ASSIGNED TASK.
Your response should consist of the full data, set down exactly.

DATA RECORDS.
+--
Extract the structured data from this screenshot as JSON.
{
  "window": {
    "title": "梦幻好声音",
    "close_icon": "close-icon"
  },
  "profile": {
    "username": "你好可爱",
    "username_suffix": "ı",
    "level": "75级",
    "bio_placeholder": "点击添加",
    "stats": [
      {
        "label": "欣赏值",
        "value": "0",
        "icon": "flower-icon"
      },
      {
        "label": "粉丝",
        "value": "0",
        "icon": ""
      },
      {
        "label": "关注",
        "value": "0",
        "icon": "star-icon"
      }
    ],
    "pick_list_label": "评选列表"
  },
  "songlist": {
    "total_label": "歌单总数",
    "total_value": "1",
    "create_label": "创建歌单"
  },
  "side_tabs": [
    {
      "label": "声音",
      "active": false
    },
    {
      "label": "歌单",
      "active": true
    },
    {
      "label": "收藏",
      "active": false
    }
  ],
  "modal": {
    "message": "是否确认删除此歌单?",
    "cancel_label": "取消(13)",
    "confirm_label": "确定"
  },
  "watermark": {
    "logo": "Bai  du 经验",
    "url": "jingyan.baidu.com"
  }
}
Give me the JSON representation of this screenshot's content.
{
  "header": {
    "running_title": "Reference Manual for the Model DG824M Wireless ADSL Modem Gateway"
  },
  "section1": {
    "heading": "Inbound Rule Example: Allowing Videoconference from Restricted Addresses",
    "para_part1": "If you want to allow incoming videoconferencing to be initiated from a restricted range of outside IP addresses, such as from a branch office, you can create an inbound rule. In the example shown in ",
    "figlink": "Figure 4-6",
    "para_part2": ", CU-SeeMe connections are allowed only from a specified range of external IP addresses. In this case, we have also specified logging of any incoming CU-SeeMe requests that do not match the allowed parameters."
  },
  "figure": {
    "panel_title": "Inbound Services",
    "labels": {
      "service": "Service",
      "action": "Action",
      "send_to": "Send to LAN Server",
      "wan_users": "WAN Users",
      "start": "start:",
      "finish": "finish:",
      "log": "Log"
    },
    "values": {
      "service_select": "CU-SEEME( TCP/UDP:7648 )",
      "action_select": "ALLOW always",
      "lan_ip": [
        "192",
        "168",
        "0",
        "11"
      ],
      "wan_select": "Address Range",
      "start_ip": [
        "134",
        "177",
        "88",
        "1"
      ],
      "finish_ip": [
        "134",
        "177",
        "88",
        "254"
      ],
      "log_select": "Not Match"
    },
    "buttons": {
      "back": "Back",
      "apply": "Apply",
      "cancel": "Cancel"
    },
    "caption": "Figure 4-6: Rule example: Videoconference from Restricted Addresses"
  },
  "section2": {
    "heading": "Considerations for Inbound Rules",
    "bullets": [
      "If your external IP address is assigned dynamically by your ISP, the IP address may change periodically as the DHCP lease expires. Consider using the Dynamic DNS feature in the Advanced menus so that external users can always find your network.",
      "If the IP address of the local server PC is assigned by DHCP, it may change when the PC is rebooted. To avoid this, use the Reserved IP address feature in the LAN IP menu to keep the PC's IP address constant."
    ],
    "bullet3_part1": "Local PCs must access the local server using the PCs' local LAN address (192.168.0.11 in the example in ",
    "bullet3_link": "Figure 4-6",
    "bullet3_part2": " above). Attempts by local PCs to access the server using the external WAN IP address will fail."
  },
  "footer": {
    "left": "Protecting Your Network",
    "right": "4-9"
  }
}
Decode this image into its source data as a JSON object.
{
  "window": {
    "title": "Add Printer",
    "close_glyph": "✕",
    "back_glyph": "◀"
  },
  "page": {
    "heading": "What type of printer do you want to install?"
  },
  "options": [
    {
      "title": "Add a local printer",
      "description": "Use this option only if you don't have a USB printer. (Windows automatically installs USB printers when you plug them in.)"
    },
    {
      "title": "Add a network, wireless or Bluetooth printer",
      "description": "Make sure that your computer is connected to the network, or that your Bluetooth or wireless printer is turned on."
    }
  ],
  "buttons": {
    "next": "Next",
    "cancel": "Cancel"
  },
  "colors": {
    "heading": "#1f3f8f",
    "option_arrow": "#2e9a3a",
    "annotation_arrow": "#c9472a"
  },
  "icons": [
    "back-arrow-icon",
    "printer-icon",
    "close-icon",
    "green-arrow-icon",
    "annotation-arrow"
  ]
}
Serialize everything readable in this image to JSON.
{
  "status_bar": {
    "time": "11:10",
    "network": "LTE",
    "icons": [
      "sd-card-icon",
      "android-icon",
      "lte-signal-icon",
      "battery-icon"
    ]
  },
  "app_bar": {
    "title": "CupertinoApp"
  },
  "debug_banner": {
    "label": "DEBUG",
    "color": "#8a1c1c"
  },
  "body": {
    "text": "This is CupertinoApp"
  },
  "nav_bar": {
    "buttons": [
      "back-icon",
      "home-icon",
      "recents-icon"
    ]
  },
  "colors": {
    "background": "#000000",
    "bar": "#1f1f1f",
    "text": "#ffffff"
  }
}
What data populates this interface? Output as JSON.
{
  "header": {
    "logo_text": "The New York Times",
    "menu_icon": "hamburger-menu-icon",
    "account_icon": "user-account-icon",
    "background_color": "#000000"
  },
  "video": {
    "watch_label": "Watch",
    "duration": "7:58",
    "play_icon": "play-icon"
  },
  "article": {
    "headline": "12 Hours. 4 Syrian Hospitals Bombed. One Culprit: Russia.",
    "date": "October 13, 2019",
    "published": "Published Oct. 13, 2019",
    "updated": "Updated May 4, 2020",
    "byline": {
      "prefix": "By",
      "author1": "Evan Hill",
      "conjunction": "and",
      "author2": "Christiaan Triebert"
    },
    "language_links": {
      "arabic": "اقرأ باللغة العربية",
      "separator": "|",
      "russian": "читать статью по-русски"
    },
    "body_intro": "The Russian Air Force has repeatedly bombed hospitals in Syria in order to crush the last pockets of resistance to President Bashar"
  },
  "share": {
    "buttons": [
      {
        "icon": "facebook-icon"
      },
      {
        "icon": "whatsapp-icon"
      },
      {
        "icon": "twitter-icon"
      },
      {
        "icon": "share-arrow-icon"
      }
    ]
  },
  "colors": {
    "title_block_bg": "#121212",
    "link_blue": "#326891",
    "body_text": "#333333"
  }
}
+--
FINISHED TASK.
Extract the structured data from this screenshot as JSON.
{
  "window": {
    "title": "梦幻好声音",
    "close_icon": "close-icon"
  },
  "profile": {
    "username": "你好可爱",
    "username_suffix": "ı",
    "level": "75级",
    "bio_placeholder": "点击添加",
    "stats": [
      {
        "label": "欣赏值",
        "value": "0",
        "icon": "flower-icon"
      },
      {
        "label": "粉丝",
        "value": "0",
        "icon": ""
      },
      {
        "label": "关注",
        "value": "0",
        "icon": "star-icon"
      }
    ],
    "pick_list_label": "评选列表"
  },
  "songlist": {
    "total_label": "歌单总数",
    "total_value": "1",
    "create_label": "创建歌单"
  },
  "side_tabs": [
    {
      "label": "声音",
      "active": false
    },
    {
      "label": "歌单",
      "active": true
    },
    {
      "label": "收藏",
      "active": false
    }
  ],
  "modal": {
    "message": "是否确认删除此歌单?",
    "cancel_label": "取消(13)",
    "confirm_label": "确定"
  },
  "watermark": {
    "logo": "Bai  du 经验",
    "url": "jingyan.baidu.com"
  }
}
Give me the JSON representation of this screenshot's content.
{
  "header": {
    "running_title": "Reference Manual for the Model DG824M Wireless ADSL Modem Gateway"
  },
  "section1": {
    "heading": "Inbound Rule Example: Allowing Videoconference from Restricted Addresses",
    "para_part1": "If you want to allow incoming videoconferencing to be initiated from a restricted range of outside IP addresses, such as from a branch office, you can create an inbound rule. In the example shown in ",
    "figlink": "Figure 4-6",
    "para_part2": ", CU-SeeMe connections are allowed only from a specified range of external IP addresses. In this case, we have also specified logging of any incoming CU-SeeMe requests that do not match the allowed parameters."
  },
  "figure": {
    "panel_title": "Inbound Services",
    "labels": {
      "service": "Service",
      "action": "Action",
      "send_to": "Send to LAN Server",
      "wan_users": "WAN Users",
      "start": "start:",
      "finish": "finish:",
      "log": "Log"
    },
    "values": {
      "service_select": "CU-SEEME( TCP/UDP:7648 )",
      "action_select": "ALLOW always",
      "lan_ip": [
        "192",
        "168",
        "0",
        "11"
      ],
      "wan_select": "Address Range",
      "start_ip": [
        "134",
        "177",
        "88",
        "1"
      ],
      "finish_ip": [
        "134",
        "177",
        "88",
        "254"
      ],
      "log_select": "Not Match"
    },
    "buttons": {
      "back": "Back",
      "apply": "Apply",
      "cancel": "Cancel"
    },
    "caption": "Figure 4-6: Rule example: Videoconference from Restricted Addresses"
  },
  "section2": {
    "heading": "Considerations for Inbound Rules",
    "bullets": [
      "If your external IP address is assigned dynamically by your ISP, the IP address may change periodically as the DHCP lease expires. Consider using the Dynamic DNS feature in the Advanced menus so that external users can always find your network.",
      "If the IP address of the local server PC is assigned by DHCP, it may change when the PC is rebooted. To avoid this, use the Reserved IP address feature in the LAN IP menu to keep the PC's IP address constant."
    ],
    "bullet3_part1": "Local PCs must access the local server using the PCs' local LAN address (192.168.0.11 in the example in ",
    "bullet3_link": "Figure 4-6",
    "bullet3_part2": " above). Attempts by local PCs to access the server using the external WAN IP address will fail."
  },
  "footer": {
    "left": "Protecting Your Network",
    "right": "4-9"
  }
}
Decode this image into its source data as a JSON object.
{
  "window": {
    "title": "Add Printer",
    "close_glyph": "✕",
    "back_glyph": "◀"
  },
  "page": {
    "heading": "What type of printer do you want to install?"
  },
  "options": [
    {
      "title": "Add a local printer",
      "description": "Use this option only if you don't have a USB printer. (Windows automatically installs USB printers when you plug them in.)"
    },
    {
      "title": "Add a network, wireless or Bluetooth printer",
      "description": "Make sure that your computer is connected to the network, or that your Bluetooth or wireless printer is turned on."
    }
  ],
  "buttons": {
    "next": "Next",
    "cancel": "Cancel"
  },
  "colors": {
    "heading": "#1f3f8f",
    "option_arrow": "#2e9a3a",
    "annotation_arrow": "#c9472a"
  },
  "icons": [
    "back-arrow-icon",
    "printer-icon",
    "close-icon",
    "green-arrow-icon",
    "annotation-arrow"
  ]
}
Serialize everything readable in this image to JSON.
{
  "status_bar": {
    "time": "11:10",
    "network": "LTE",
    "icons": [
      "sd-card-icon",
      "android-icon",
      "lte-signal-icon",
      "battery-icon"
    ]
  },
  "app_bar": {
    "title": "CupertinoApp"
  },
  "debug_banner": {
    "label": "DEBUG",
    "color": "#8a1c1c"
  },
  "body": {
    "text": "This is CupertinoApp"
  },
  "nav_bar": {
    "buttons": [
      "back-icon",
      "home-icon",
      "recents-icon"
    ]
  },
  "colors": {
    "background": "#000000",
    "bar": "#1f1f1f",
    "text": "#ffffff"
  }
}
What data populates this interface? Output as JSON.
{
  "header": {
    "logo_text": "The New York Times",
    "menu_icon": "hamburger-menu-icon",
    "account_icon": "user-account-icon",
    "background_color": "#000000"
  },
  "video": {
    "watch_label": "Watch",
    "duration": "7:58",
    "play_icon": "play-icon"
  },
  "article": {
    "headline": "12 Hours. 4 Syrian Hospitals Bombed. One Culprit: Russia.",
    "date": "October 13, 2019",
    "published": "Published Oct. 13, 2019",
    "updated": "Updated May 4, 2020",
    "byline": {
      "prefix": "By",
      "author1": "Evan Hill",
      "conjunction": "and",
      "author2": "Christiaan Triebert"
    },
    "language_links": {
      "arabic": "اقرأ باللغة العربية",
      "separator": "|",
      "russian": "читать статью по-русски"
    },
    "body_intro": "The Russian Air Force has repeatedly bombed hospitals in Syria in order to crush the last pockets of resistance to President Bashar"
  },
  "share": {
    "buttons": [
      {
        "icon": "facebook-icon"
      },
      {
        "icon": "whatsapp-icon"
      },
      {
        "icon": "twitter-icon"
      },
      {
        "icon": "share-arrow-icon"
      }
    ]
  },
  "colors": {
    "title_block_bg": "#121212",
    "link_blue": "#326891",
    "body_text": "#333333"
  }
}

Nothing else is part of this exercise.